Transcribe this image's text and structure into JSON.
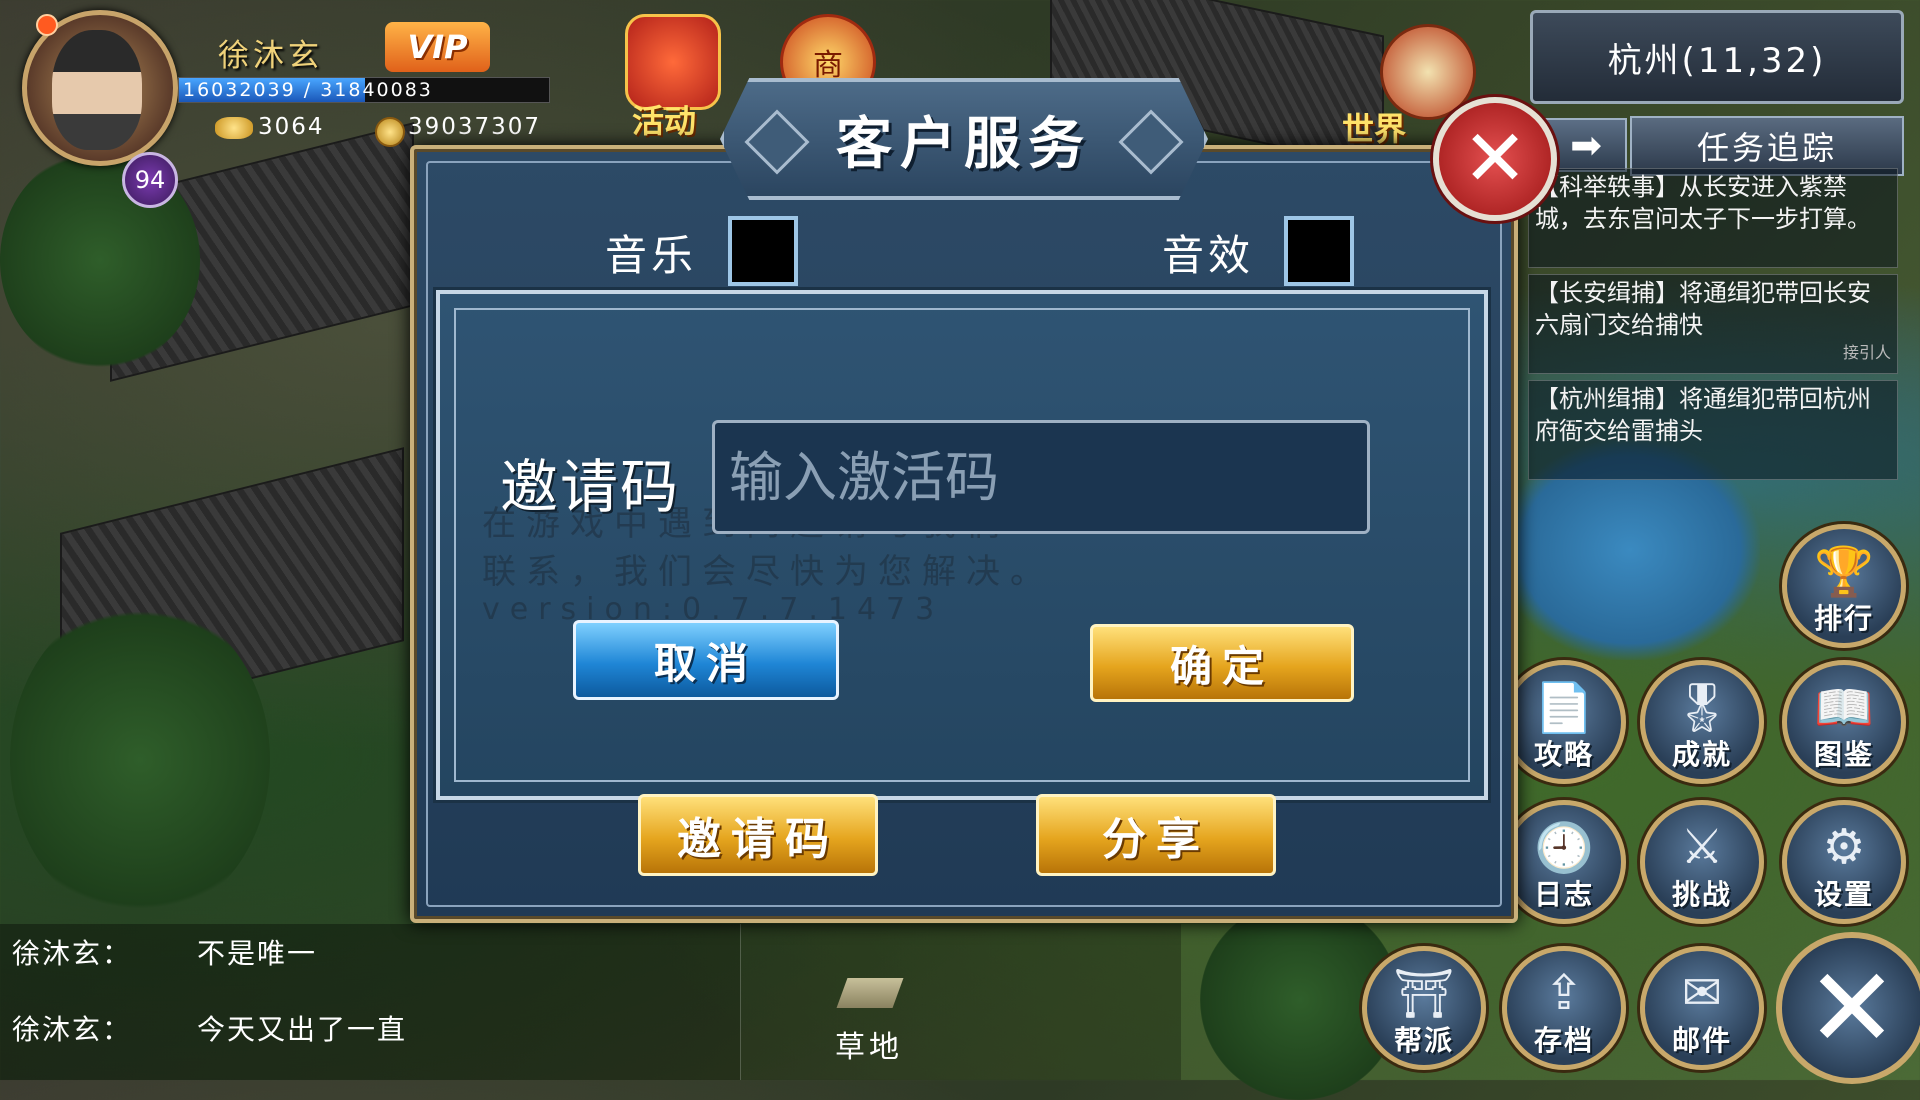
{
  "player": {
    "name": "徐沐玄",
    "vip": "VIP",
    "exp_text": "16032039 / 31840083",
    "exp_fraction": 0.503,
    "level": "94",
    "gold": "3064",
    "coins": "39037307"
  },
  "top_icons": {
    "activity_label": "活动",
    "shop_glyph": "商",
    "world_label": "世界"
  },
  "location": "杭州(11,32)",
  "quest_tracker": {
    "title": "任务追踪",
    "arrow": "➡",
    "items": [
      {
        "text": "【科举轶事】从长安进入紫禁城，去东宫问太子下一步打算。"
      },
      {
        "text": "【长安缉捕】将通缉犯带回长安六扇门交给捕快",
        "hint": "接引人"
      },
      {
        "text": "【杭州缉捕】将通缉犯带回杭州府衙交给雷捕头"
      }
    ]
  },
  "dialog": {
    "title": "客户服务",
    "close_glyph": "✕",
    "music_label": "音乐",
    "sfx_label": "音效",
    "background_text": [
      "在游戏中遇到问题请与我们",
      "联系，我们会尽快为您解决。",
      "version:0.7.7.1473"
    ],
    "invite_label": "邀请码",
    "invite_placeholder": "输入激活码",
    "invite_value": "",
    "cancel": "取消",
    "confirm": "确定",
    "invite_tab": "邀请码",
    "share": "分享"
  },
  "right_menu": [
    {
      "label": "排行",
      "icon": "trophy-icon",
      "glyph": "🏆"
    },
    {
      "label": "攻略",
      "icon": "document-icon",
      "glyph": "📄"
    },
    {
      "label": "成就",
      "icon": "medal-icon",
      "glyph": "🎖"
    },
    {
      "label": "图鉴",
      "icon": "book-icon",
      "glyph": "📖"
    },
    {
      "label": "日志",
      "icon": "clock-icon",
      "glyph": "🕘"
    },
    {
      "label": "挑战",
      "icon": "fight-icon",
      "glyph": "⚔"
    },
    {
      "label": "设置",
      "icon": "gear-icon",
      "glyph": "⚙"
    },
    {
      "label": "帮派",
      "icon": "guild-icon",
      "glyph": "⛩"
    },
    {
      "label": "存档",
      "icon": "upload-icon",
      "glyph": "⇪"
    },
    {
      "label": "邮件",
      "icon": "mail-icon",
      "glyph": "✉"
    }
  ],
  "close_menu_glyph": "✕",
  "chat": [
    {
      "name": "徐沐玄：",
      "message": "不是唯一"
    },
    {
      "name": "徐沐玄：",
      "message": "今天又出了一直"
    }
  ],
  "terrain": "草地"
}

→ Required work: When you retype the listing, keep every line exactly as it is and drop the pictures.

→ Answer for the task:
Transcribe this image's text and structure into JSON.
{
  "player": {
    "name": "徐沐玄",
    "vip": "VIP",
    "exp_text": "16032039 / 31840083",
    "exp_fraction": 0.503,
    "level": "94",
    "gold": "3064",
    "coins": "39037307"
  },
  "top_icons": {
    "activity_label": "活动",
    "shop_glyph": "商",
    "world_label": "世界"
  },
  "location": "杭州(11,32)",
  "quest_tracker": {
    "title": "任务追踪",
    "arrow": "➡",
    "items": [
      {
        "text": "【科举轶事】从长安进入紫禁城，去东宫问太子下一步打算。"
      },
      {
        "text": "【长安缉捕】将通缉犯带回长安六扇门交给捕快",
        "hint": "接引人"
      },
      {
        "text": "【杭州缉捕】将通缉犯带回杭州府衙交给雷捕头"
      }
    ]
  },
  "dialog": {
    "title": "客户服务",
    "close_glyph": "✕",
    "music_label": "音乐",
    "sfx_label": "音效",
    "background_text": [
      "在游戏中遇到问题请与我们",
      "联系，我们会尽快为您解决。",
      "version:0.7.7.1473"
    ],
    "invite_label": "邀请码",
    "invite_placeholder": "输入激活码",
    "invite_value": "",
    "cancel": "取消",
    "confirm": "确定",
    "invite_tab": "邀请码",
    "share": "分享"
  },
  "right_menu": [
    {
      "label": "排行",
      "icon": "trophy-icon",
      "glyph": "🏆"
    },
    {
      "label": "攻略",
      "icon": "document-icon",
      "glyph": "📄"
    },
    {
      "label": "成就",
      "icon": "medal-icon",
      "glyph": "🎖"
    },
    {
      "label": "图鉴",
      "icon": "book-icon",
      "glyph": "📖"
    },
    {
      "label": "日志",
      "icon": "clock-icon",
      "glyph": "🕘"
    },
    {
      "label": "挑战",
      "icon": "fight-icon",
      "glyph": "⚔"
    },
    {
      "label": "设置",
      "icon": "gear-icon",
      "glyph": "⚙"
    },
    {
      "label": "帮派",
      "icon": "guild-icon",
      "glyph": "⛩"
    },
    {
      "label": "存档",
      "icon": "upload-icon",
      "glyph": "⇪"
    },
    {
      "label": "邮件",
      "icon": "mail-icon",
      "glyph": "✉"
    }
  ],
  "close_menu_glyph": "✕",
  "chat": [
    {
      "name": "徐沐玄：",
      "message": "不是唯一"
    },
    {
      "name": "徐沐玄：",
      "message": "今天又出了一直"
    }
  ],
  "terrain": "草地"
}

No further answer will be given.